A police raid on a Turkish human rights organization is the latest incident in an escalating pattern of harassment of gay rights groups, Human Rights Watch said today. In a letter to Turkish Minister of Interior Besir Atalay, Human Rights Watch called on the government to cease official harassment of groups working on sexual orientation and gender identity issues, and to ensure training of all criminal-justice officials in human rights principles.
On April 7, 2008, approximately 12 police in plainclothes entered the headquarters of the Lambda Istanbul Cultural Center, which defends the rights of lesbian, gay, bisexual, and transgender (LGBT) people. Their warrant cited suspicion that Lambda “facilitates prostitution, acts as a go-between [and] provides a place for [prostitution],” criminalized under Article 227 of Turkey’s Penal Code.

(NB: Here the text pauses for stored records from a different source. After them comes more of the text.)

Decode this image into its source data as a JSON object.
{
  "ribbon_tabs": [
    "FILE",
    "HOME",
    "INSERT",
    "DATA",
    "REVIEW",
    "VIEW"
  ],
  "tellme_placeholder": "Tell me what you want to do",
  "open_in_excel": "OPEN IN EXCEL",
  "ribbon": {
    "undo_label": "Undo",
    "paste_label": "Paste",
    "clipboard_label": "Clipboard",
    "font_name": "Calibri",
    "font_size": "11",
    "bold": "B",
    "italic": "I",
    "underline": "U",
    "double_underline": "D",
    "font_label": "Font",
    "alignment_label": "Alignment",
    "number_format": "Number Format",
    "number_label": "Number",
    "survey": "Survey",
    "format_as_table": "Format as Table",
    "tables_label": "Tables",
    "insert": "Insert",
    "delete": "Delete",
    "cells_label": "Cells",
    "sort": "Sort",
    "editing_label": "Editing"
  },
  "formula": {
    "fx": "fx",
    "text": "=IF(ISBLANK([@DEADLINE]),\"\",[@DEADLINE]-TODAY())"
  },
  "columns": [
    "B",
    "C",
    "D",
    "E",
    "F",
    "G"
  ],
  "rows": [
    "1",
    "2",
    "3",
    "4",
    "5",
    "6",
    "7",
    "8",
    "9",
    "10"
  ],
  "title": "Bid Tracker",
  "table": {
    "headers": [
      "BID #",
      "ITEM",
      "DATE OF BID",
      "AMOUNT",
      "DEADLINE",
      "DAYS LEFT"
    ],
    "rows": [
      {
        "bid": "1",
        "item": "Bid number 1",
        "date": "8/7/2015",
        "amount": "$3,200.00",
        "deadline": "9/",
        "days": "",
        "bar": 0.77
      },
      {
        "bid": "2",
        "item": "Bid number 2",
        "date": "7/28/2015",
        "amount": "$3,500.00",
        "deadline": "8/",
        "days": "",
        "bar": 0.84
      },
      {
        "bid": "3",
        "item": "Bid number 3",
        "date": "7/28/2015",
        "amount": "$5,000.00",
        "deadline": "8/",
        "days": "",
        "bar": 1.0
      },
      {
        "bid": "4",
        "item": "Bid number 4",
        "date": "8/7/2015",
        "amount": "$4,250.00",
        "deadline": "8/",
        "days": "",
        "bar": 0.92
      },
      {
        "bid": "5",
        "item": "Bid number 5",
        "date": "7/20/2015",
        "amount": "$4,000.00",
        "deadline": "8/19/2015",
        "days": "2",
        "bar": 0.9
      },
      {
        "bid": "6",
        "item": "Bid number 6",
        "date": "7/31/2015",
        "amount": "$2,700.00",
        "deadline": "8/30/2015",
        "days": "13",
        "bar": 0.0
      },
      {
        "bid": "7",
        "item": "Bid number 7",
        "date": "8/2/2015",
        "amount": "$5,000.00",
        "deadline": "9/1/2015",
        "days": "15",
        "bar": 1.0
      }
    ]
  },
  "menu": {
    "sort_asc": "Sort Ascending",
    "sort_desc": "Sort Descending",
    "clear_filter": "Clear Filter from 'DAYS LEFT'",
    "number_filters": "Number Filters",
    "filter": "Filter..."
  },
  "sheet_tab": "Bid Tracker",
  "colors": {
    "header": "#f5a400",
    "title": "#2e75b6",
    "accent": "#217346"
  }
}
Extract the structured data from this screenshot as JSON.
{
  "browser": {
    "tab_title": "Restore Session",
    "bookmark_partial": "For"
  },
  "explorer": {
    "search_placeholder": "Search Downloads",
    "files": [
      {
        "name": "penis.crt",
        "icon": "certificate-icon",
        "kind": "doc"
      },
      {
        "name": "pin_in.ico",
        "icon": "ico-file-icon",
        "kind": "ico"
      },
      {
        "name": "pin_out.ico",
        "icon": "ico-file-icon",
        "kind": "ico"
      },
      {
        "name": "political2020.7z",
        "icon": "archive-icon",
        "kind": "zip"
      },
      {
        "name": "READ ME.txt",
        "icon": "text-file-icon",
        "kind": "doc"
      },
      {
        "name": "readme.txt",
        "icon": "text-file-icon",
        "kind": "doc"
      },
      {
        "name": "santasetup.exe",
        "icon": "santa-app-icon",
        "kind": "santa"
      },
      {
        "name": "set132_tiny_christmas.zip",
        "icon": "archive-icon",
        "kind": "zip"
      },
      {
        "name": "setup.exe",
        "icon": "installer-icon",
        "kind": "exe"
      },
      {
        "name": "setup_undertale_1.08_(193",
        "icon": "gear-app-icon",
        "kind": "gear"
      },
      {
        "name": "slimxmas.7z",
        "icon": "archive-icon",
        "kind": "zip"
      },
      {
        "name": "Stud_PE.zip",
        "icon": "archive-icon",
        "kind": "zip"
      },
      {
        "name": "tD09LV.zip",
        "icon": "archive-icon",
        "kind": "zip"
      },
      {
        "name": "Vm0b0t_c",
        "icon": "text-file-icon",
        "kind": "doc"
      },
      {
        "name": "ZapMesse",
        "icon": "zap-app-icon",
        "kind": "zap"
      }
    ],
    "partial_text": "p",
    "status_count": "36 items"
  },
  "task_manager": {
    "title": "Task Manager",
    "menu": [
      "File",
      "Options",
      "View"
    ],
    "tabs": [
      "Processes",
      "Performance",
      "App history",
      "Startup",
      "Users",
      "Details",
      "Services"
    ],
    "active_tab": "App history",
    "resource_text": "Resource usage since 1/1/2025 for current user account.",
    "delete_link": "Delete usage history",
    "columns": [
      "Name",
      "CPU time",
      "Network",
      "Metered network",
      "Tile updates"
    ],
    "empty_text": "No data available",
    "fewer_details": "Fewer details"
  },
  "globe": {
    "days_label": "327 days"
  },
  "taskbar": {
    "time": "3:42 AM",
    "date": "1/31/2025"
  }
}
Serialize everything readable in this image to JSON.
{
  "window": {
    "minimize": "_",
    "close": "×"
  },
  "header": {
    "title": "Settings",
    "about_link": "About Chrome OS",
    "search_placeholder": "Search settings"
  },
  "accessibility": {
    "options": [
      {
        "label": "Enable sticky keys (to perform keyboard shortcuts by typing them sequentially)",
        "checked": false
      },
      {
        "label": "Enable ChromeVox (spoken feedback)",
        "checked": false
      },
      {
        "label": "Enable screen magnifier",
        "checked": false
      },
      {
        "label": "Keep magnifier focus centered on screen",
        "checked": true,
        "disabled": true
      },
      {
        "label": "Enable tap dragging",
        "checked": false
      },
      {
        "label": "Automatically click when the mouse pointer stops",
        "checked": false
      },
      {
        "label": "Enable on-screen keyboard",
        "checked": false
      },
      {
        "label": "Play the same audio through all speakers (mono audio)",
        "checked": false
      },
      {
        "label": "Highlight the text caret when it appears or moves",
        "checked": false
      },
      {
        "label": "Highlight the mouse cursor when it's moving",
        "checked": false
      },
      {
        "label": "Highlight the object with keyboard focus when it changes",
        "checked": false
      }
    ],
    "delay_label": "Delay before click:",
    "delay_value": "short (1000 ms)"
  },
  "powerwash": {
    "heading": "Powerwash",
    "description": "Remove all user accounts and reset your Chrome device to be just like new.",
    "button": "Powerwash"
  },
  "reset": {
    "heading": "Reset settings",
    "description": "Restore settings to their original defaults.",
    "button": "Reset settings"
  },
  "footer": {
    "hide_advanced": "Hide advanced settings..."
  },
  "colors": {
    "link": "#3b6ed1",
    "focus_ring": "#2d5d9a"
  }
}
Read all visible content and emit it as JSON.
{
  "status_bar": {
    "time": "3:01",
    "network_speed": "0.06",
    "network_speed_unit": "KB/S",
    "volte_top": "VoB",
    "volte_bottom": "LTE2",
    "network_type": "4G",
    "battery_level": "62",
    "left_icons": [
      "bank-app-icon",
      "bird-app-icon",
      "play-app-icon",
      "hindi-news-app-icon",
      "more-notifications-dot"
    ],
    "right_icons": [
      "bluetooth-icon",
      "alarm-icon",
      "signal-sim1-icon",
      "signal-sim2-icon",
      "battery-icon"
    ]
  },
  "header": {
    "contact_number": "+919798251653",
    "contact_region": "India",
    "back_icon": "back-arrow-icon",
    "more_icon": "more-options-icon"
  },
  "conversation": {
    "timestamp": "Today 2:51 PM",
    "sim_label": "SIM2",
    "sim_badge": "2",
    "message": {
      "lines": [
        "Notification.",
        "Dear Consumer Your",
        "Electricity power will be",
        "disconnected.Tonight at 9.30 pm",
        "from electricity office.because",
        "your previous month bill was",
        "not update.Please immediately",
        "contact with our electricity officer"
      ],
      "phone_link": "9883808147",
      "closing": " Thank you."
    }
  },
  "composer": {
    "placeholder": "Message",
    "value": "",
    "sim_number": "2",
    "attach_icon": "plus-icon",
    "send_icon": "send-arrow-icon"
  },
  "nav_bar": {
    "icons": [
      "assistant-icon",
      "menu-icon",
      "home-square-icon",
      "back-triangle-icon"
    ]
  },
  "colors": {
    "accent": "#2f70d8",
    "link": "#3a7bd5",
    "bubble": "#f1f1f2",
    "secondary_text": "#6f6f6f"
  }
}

The raid took place 10 days before an April 17 court hearing in a case against Lambda Istanbul brought by the Istanbul Governor’s Office, accusing the group of violating Turkish “moral values and its family structure.”
“What’s really immoral is the Istanbul authorities’ campaign against Lambda Istanbul for protecting the rights of lesbian, gay, bisexual, and transgender people,” said Scott Long, director of the LGBT Rights Program at Human Rights Watch. “The government should reform laws that allow officials to harass groups like Lambda Istanbul in order to guarantee everyone’s human rights.”
After a two-hour search the officers took a list of Lambda Istanbul’s members, along with records of its decisions and other documents. The organization’s property has still not been returned. Lambda Istanbul’s attorney told Human Rights Watch that prosecutors informed him the group had been under surveillance since March 2008.
Lambda Istanbul has suffered harassment by the Turkish authorities since 2007, when the Istanbul Governor’s Office demanded its closure, arguing the name and objectives of the group were offensive to Turkish “moral values and its family structure.” The Prosecutor’s Office rejected the complaint in July 2007, but the governor’s office pursued the case to a higher court. After four hearings, the case is still pending.
Under human rights law, including the European Convention on Human Rights, which applies in Turkey, the Turkish authorities must guarantee freedom of association to all, without discrimination.